Just a couple of items. Maybe more later.
Don’t forget Lara Croft Archaeology awareness month aims to change public perceptions
Karen Poulson knows the word archaeology conjures up images of ancient Egypt, temples and Indiana Jones.
She’s hoping to change that perception during September, Illinois Archaeology Awareness Month.
“Some of the most important discoveries about the past are here in Illinois. You really don’t have to go to a foreign country or the Southwest or the seat of the birth of our nation to find exciting archaeological sites,” said Poulson, who chairs the awareness month committee.
And along those lines. . . . ‘Archaeology Days’ teach Cahokian culture, science

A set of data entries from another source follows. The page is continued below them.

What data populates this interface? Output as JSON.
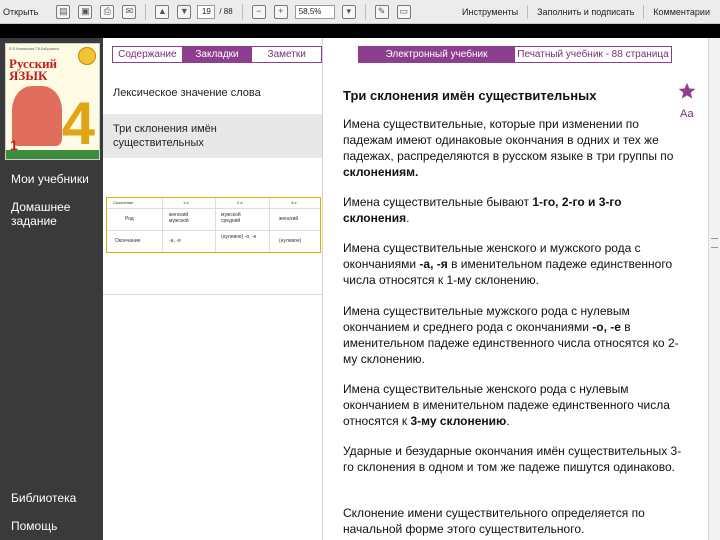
{
  "toolbar": {
    "open_label": "Открыть",
    "page_current": "19",
    "page_total": "/ 88",
    "zoom_value": "58,5%",
    "tools_label": "Инструменты",
    "fill_sign_label": "Заполнить и подписать",
    "comments_label": "Комментарии"
  },
  "book": {
    "authors": "Л.Ф.Климанова  Т.В.Бабушкина",
    "title_line1": "Русский",
    "title_line2": "язык",
    "grade": "4",
    "part": "1"
  },
  "sidebar": {
    "items": [
      {
        "label": "Мои учебники"
      },
      {
        "label": "Домашнее задание"
      },
      {
        "label": "Библиотека"
      },
      {
        "label": "Помощь"
      }
    ]
  },
  "panel": {
    "tabs": [
      {
        "label": "Содержание"
      },
      {
        "label": "Закладки"
      },
      {
        "label": "Заметки"
      }
    ],
    "toc": [
      {
        "label": "Лексическое значение слова"
      },
      {
        "label": "Три склонения имён существительных"
      }
    ],
    "thumb": {
      "col_headers": [
        "Склонение",
        "1-е",
        "2-е",
        "3-е"
      ],
      "row1_label": "Род",
      "row1": [
        "женский мужской",
        "мужской средний",
        "женский"
      ],
      "row2_label": "Окончание",
      "row2": [
        "-а, -я",
        "(нулевое) -о, -е",
        "(нулевое)"
      ]
    }
  },
  "main": {
    "tabs": [
      {
        "label": "Электронный учебник"
      },
      {
        "label": "Печатный учебник - 88 страница"
      }
    ],
    "font_size_label": "Аа",
    "heading": "Три склонения имён существительных",
    "paragraphs": [
      {
        "pre": "Имена существительные, которые при изменении по падежам имеют одинаковые окончания в одних и тех же падежах, распределяются в русском языке в три группы по ",
        "bold": "склонениям.",
        "post": ""
      },
      {
        "pre": "Имена существительные бывают ",
        "bold": "1-го, 2-го и 3-го склонения",
        "post": "."
      },
      {
        "pre": "Имена существительные женского и мужского рода с окончаниями ",
        "bold": "-а, -я",
        "post": " в именительном падеже единственного числа относятся к 1-му склонению."
      },
      {
        "pre": "Имена существительные мужского рода с нулевым окончанием и среднего рода с окончаниями ",
        "bold": "-о, -е",
        "post": " в именительном падеже единственного числа относятся ко 2-му склонению."
      },
      {
        "pre": "Имена существительные женского рода с нулевым окончанием в именительном падеже единственного числа относятся к ",
        "bold": "3-му склонению",
        "post": "."
      },
      {
        "pre": "Ударные и безударные окончания имён существительных 3-го склонения в одном и том же падеже пишутся одинаково.",
        "bold": "",
        "post": ""
      },
      {
        "pre": "Склонение имени существительного определяется по начальной форме этого существительного.",
        "bold": "",
        "post": ""
      }
    ]
  },
  "colors": {
    "accent": "#8e3e8e",
    "sidebar_bg": "#3a3a3a"
  }
}
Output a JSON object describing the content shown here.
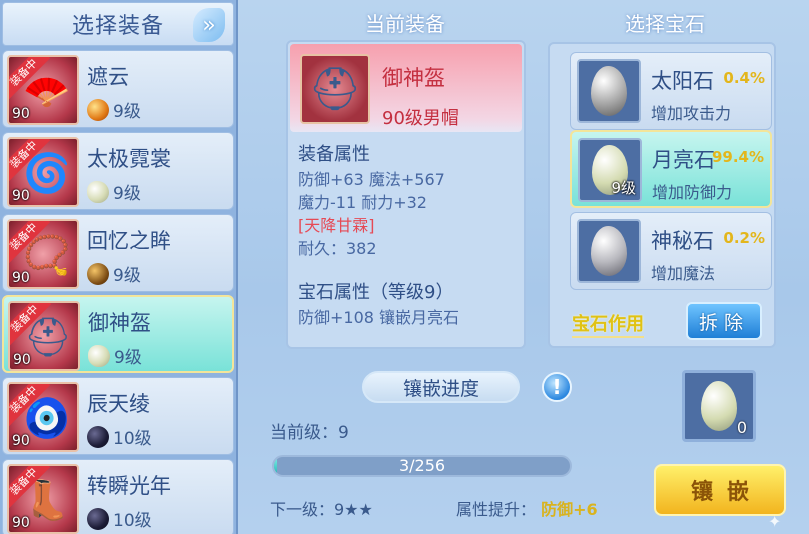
{
  "left": {
    "title": "选择装备",
    "items": [
      {
        "name": "遮云",
        "badge": "装备中",
        "level": "90",
        "gem_level": "9级",
        "icon": "fan-icon",
        "gem": "orange"
      },
      {
        "name": "太极霓裳",
        "badge": "装备中",
        "level": "90",
        "gem_level": "9级",
        "icon": "robe-icon",
        "gem": "pale"
      },
      {
        "name": "回忆之眸",
        "badge": "装备中",
        "level": "90",
        "gem_level": "9级",
        "icon": "necklace-icon",
        "gem": "brown"
      },
      {
        "name": "御神盔",
        "badge": "装备中",
        "level": "90",
        "gem_level": "9级",
        "icon": "helmet-icon",
        "gem": "pale"
      },
      {
        "name": "辰天绫",
        "badge": "装备中",
        "level": "90",
        "gem_level": "10级",
        "icon": "belt-icon",
        "gem": "dark"
      },
      {
        "name": "转瞬光年",
        "badge": "装备中",
        "level": "90",
        "gem_level": "10级",
        "icon": "boots-icon",
        "gem": "dark"
      }
    ]
  },
  "current": {
    "title": "当前装备",
    "name": "御神盔",
    "subtitle": "90级男帽",
    "attr_title": "装备属性",
    "attr_line1": "防御+63 魔法+567",
    "attr_line2": "魔力-11 耐力+32",
    "special": "[天降甘霖]",
    "durability": "耐久：382",
    "gem_attr_title": "宝石属性（等级9）",
    "gem_attr_line": "防御+108 镶嵌月亮石"
  },
  "progress": {
    "label": "镶嵌进度",
    "current_level": "当前级：9",
    "text": "3/256",
    "fraction": 0.0117,
    "next_level": "下一级：9★★",
    "attr_up_label": "属性提升：",
    "attr_up_value": "防御+6"
  },
  "gems": {
    "title": "选择宝石",
    "options": [
      {
        "name": "太阳石",
        "pct": "0.4%",
        "effect": "增加攻击力",
        "count": ""
      },
      {
        "name": "月亮石",
        "pct": "99.4%",
        "effect": "增加防御力",
        "count": "9级"
      },
      {
        "name": "神秘石",
        "pct": "0.2%",
        "effect": "增加魔法",
        "count": ""
      }
    ],
    "effect_label": "宝石作用",
    "remove_label": "拆除",
    "selected_count": "0",
    "inlay_label": "镶嵌"
  },
  "colors": {
    "accent": "#3a5a93",
    "highlight": "#79e2d8",
    "gold": "#e3b61c",
    "red": "#c42f40"
  }
}
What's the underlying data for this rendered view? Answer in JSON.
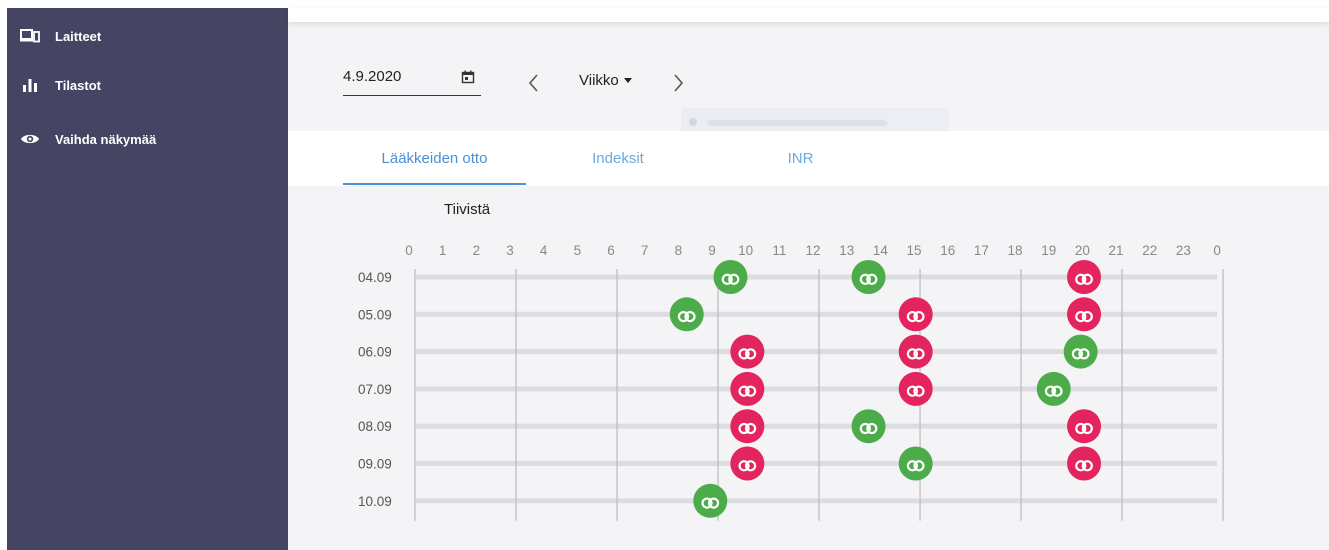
{
  "sidebar": {
    "items": [
      {
        "label": "Laitteet",
        "icon": "devices-icon"
      },
      {
        "label": "Tilastot",
        "icon": "bar-chart-icon"
      },
      {
        "label": "Vaihda näkymää",
        "icon": "eye-icon"
      }
    ]
  },
  "toolbar": {
    "date_value": "4.9.2020",
    "period_label": "Viikko"
  },
  "tabs": [
    {
      "label": "Lääkkeiden otto",
      "active": true
    },
    {
      "label": "Indeksit",
      "active": false
    },
    {
      "label": "INR",
      "active": false
    }
  ],
  "compact_label": "Tiivistä",
  "colors": {
    "taken": "#4cac49",
    "missed": "#e3245e",
    "accent": "#4a90d6",
    "sidebar": "#454563"
  },
  "chart_data": {
    "type": "scatter",
    "x_hours": [
      "0",
      "1",
      "2",
      "3",
      "4",
      "5",
      "6",
      "7",
      "8",
      "9",
      "10",
      "11",
      "12",
      "13",
      "14",
      "15",
      "16",
      "17",
      "18",
      "19",
      "20",
      "21",
      "22",
      "23",
      "0"
    ],
    "y_dates": [
      "04.09",
      "05.09",
      "06.09",
      "07.09",
      "08.09",
      "09.09",
      "10.09"
    ],
    "series": [
      {
        "status": "taken",
        "points": [
          {
            "date": "04.09",
            "hour": 9.4
          },
          {
            "date": "04.09",
            "hour": 13.5
          },
          {
            "date": "05.09",
            "hour": 8.1
          },
          {
            "date": "06.09",
            "hour": 19.8
          },
          {
            "date": "07.09",
            "hour": 19.0
          },
          {
            "date": "08.09",
            "hour": 13.5
          },
          {
            "date": "09.09",
            "hour": 14.9
          },
          {
            "date": "10.09",
            "hour": 8.8
          }
        ]
      },
      {
        "status": "missed",
        "points": [
          {
            "date": "04.09",
            "hour": 19.9
          },
          {
            "date": "05.09",
            "hour": 14.9
          },
          {
            "date": "05.09",
            "hour": 19.9
          },
          {
            "date": "06.09",
            "hour": 9.9
          },
          {
            "date": "06.09",
            "hour": 14.9
          },
          {
            "date": "07.09",
            "hour": 9.9
          },
          {
            "date": "07.09",
            "hour": 14.9
          },
          {
            "date": "08.09",
            "hour": 9.9
          },
          {
            "date": "08.09",
            "hour": 19.9
          },
          {
            "date": "09.09",
            "hour": 9.9
          },
          {
            "date": "09.09",
            "hour": 19.9
          }
        ]
      }
    ],
    "vertical_gridlines_every_hours": 3,
    "ylim": [
      0,
      24
    ]
  }
}
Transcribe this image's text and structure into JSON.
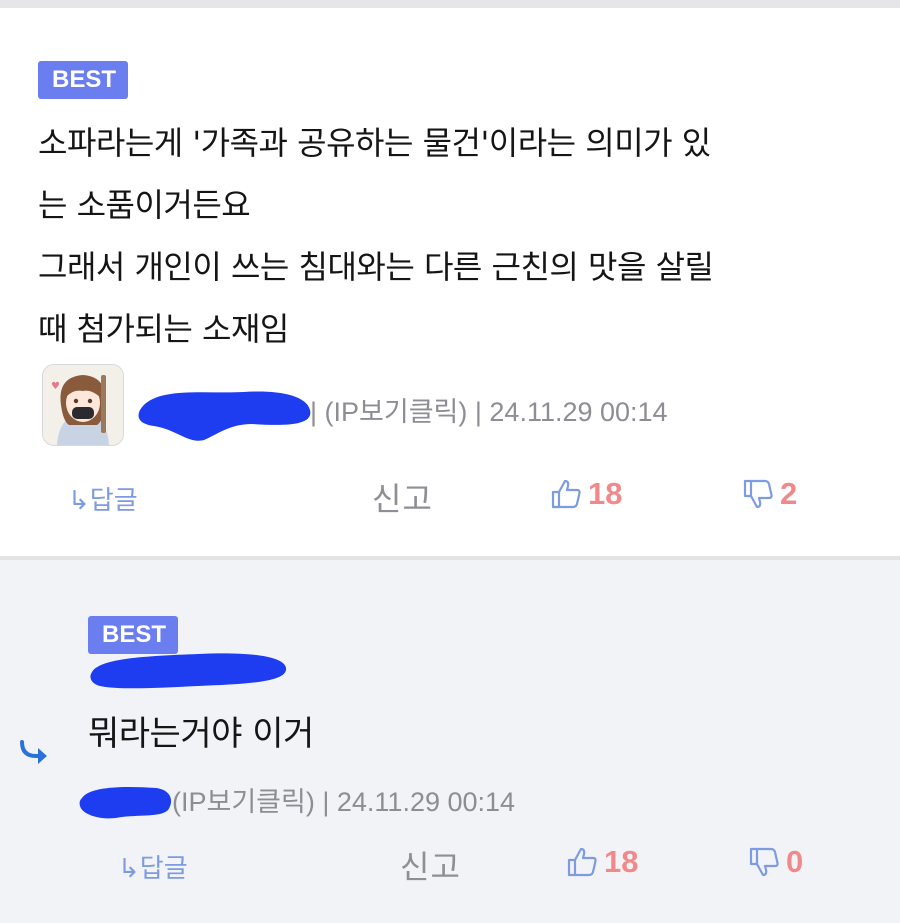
{
  "comments": [
    {
      "badge": "BEST",
      "body_lines": [
        "소파라는게 '가족과 공유하는 물건'이라는 의미가 있",
        "는 소품이거든요",
        "그래서 개인이 쓰는 침대와는 다른 근친의 맛을 살릴",
        "때 첨가되는 소재임"
      ],
      "meta_ip": "| (IP보기클릭)",
      "meta_time": "| 24.11.29 00:14",
      "reply_label": "↳답글",
      "report_label": "신고",
      "likes": "18",
      "dislikes": "2"
    },
    {
      "badge": "BEST",
      "body": "뭐라는거야 이거",
      "meta_ip": "(IP보기클릭)",
      "meta_time": "| 24.11.29 00:14",
      "reply_label": "↳답글",
      "report_label": "신고",
      "likes": "18",
      "dislikes": "0"
    }
  ],
  "colors": {
    "badge": "#6b7ef0",
    "vote_count": "#f08a8a",
    "vote_icon": "#7c9be0",
    "redaction": "#1e3cf0",
    "reply_bg": "#f2f3f7"
  }
}
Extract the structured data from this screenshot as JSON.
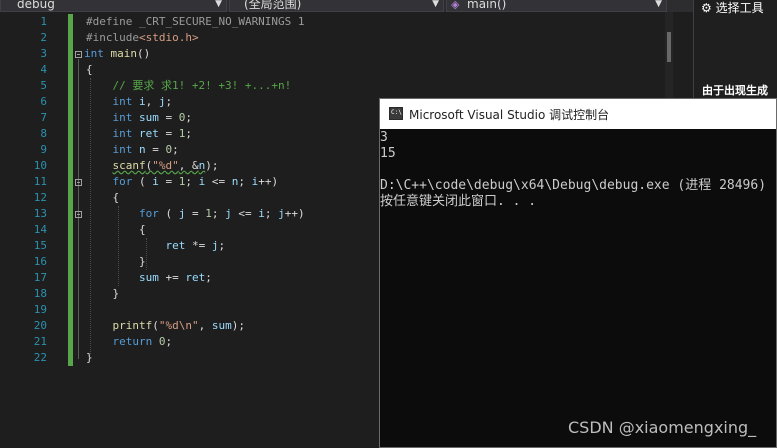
{
  "navbar": {
    "project": "debug",
    "scope": "(全局范围)",
    "member": "main()"
  },
  "editor": {
    "line_numbers": [
      "1",
      "2",
      "3",
      "4",
      "5",
      "6",
      "7",
      "8",
      "9",
      "10",
      "11",
      "12",
      "13",
      "14",
      "15",
      "16",
      "17",
      "18",
      "19",
      "20",
      "21",
      "22"
    ]
  },
  "right_panel": {
    "tools_label": "选择工具",
    "note": "由于出现生成"
  },
  "console": {
    "title": "Microsoft Visual Studio 调试控制台",
    "lines": [
      "3",
      "15",
      "",
      "D:\\C++\\code\\debug\\x64\\Debug\\debug.exe (进程 28496)",
      "按任意键关闭此窗口. . ."
    ]
  },
  "watermark": "CSDN @xiaomengxing_",
  "colors": {
    "keyword": "#569cd6",
    "comment": "#57a64a",
    "string": "#d69d85",
    "function": "#dcdcaa",
    "background": "#1e1e1e"
  }
}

The smell of wood-fire smoke filled the air at Cahokia Mounds as the sound of a stone ax chopping into a log mingled with the laughter of children throwing sticks at rolling stones.
For a moment, it was almost like stepping back in time more than a thousand years to experience what life was like for the Cahokia Indians, and visitors to the second Cahokia Mounds Archaeology Days had the chance on Saturday to experience some of the things the ancient people might have done during the hazy days of summer.
A nearly 28-(m)-million-dollar riverfront project in Memphis might have to wait while a closer look is done at the city’s riverboating past.
Workers expected to begin driving piles this fall for the Beale Street Landing project. But when cobblestones were pried up in a 1994 survey, a preservationist who helped conduct it says all kinds of refuse and artifacts were there — most of them preserved because they were waterlogged.
Guy Weaver heads a cultural resources management firm. He says the site of the new project covers a potential treasure of information about the city’s steamboat days.
Rows and rows of dusty animal skulls adorn the walls of the Oklahoma Archaeological Survey, but one skull will make its television debut at 8 p.m. on the PBS show “History Detectives.”
OU archaeologist Leland Bement said this 5,000-year-old bison skull and a spearhead embedded in it represent the missing evolutionary link between two species and a wealth of information about an ancient people.
The show will focus on the effort to prove the authenticity of the skull, depicting a historical mystery solved by high-tech scientific sleuths.
This is kind of a nice show the few times we’ve seen it.